Warning: This article includes details of a sexual assault case.
Laura can remember the fear that gripped her when a doctor started touching her in a way she knew wasn’t normal.
She was 27 and lying in a Texas hospital bed, heavily sedated and tethered to machines. She had just suffered a severe asthma attack, and she remembers the person in the white coat who was meant to care for her committing the most vile act of betrayal.
She remembers his hands moving over her chest, her legs and beneath her underwear.
She remembers wanting to scream and to struggle, but being too weak to move.
She remembers being turned over and raped, but her body incapable of responding.
She remembers trying to press the nurse’s call button, once, twice, three times, but no one came. The device was unplugged.
She remembers desperately using her only remaining power: her vision. She remembers trying to glimpse his face, his shoes, anything, in the room’s darkness, so she could stash his memory away.
“It’s the feeling that you can’t do anything.
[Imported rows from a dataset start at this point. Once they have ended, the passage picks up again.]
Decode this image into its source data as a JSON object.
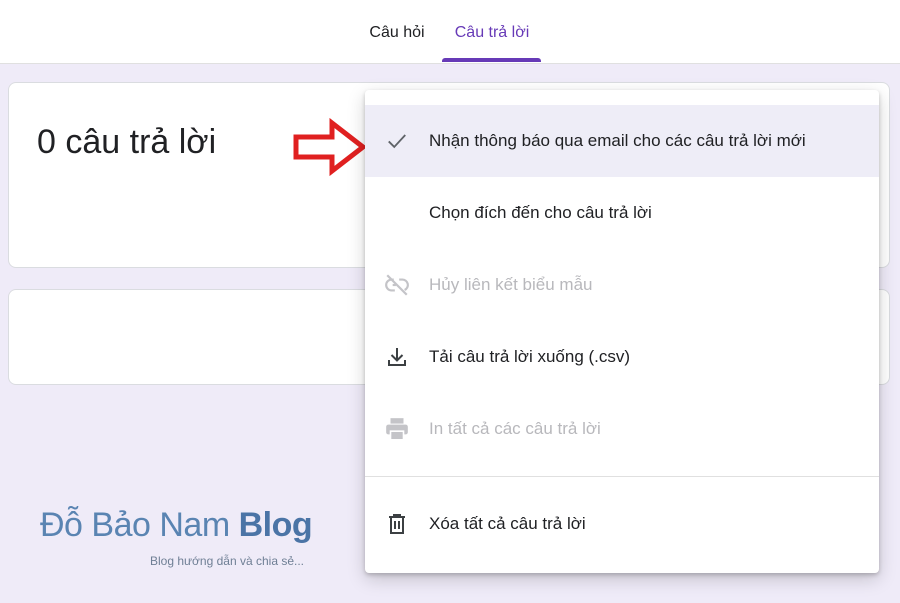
{
  "tabs": {
    "questions": "Câu hỏi",
    "responses": "Câu trả lời",
    "active": "responses"
  },
  "summary": {
    "response_count": "0 câu trả lời"
  },
  "menu": {
    "items": [
      {
        "label": "Nhận thông báo qua email cho các câu trả lời mới",
        "icon": "check-icon",
        "checked": true,
        "disabled": false
      },
      {
        "label": "Chọn đích đến cho câu trả lời",
        "icon": "",
        "disabled": false
      },
      {
        "label": "Hủy liên kết biểu mẫu",
        "icon": "link-off-icon",
        "disabled": true
      },
      {
        "label": "Tải câu trả lời xuống (.csv)",
        "icon": "download-icon",
        "disabled": false
      },
      {
        "label": "In tất cả các câu trả lời",
        "icon": "print-icon",
        "disabled": true
      },
      {
        "label": "Xóa tất cả câu trả lời",
        "icon": "trash-icon",
        "disabled": false
      }
    ]
  },
  "watermark": {
    "title_regular": "Đỗ Bảo Nam ",
    "title_bold": "Blog",
    "subtitle": "Blog hướng dẫn và chia sẻ..."
  },
  "colors": {
    "accent": "#673ab7",
    "background": "#efebf8",
    "highlight": "#eeedf7",
    "arrow": "#e02020",
    "disabled_text": "#b8b8bc"
  }
}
You can’t do anything to save yourself,” said the mother-of-two – whose identity has been protected – in an interview with the Houston Chronicle, two years after the November 2013 incident.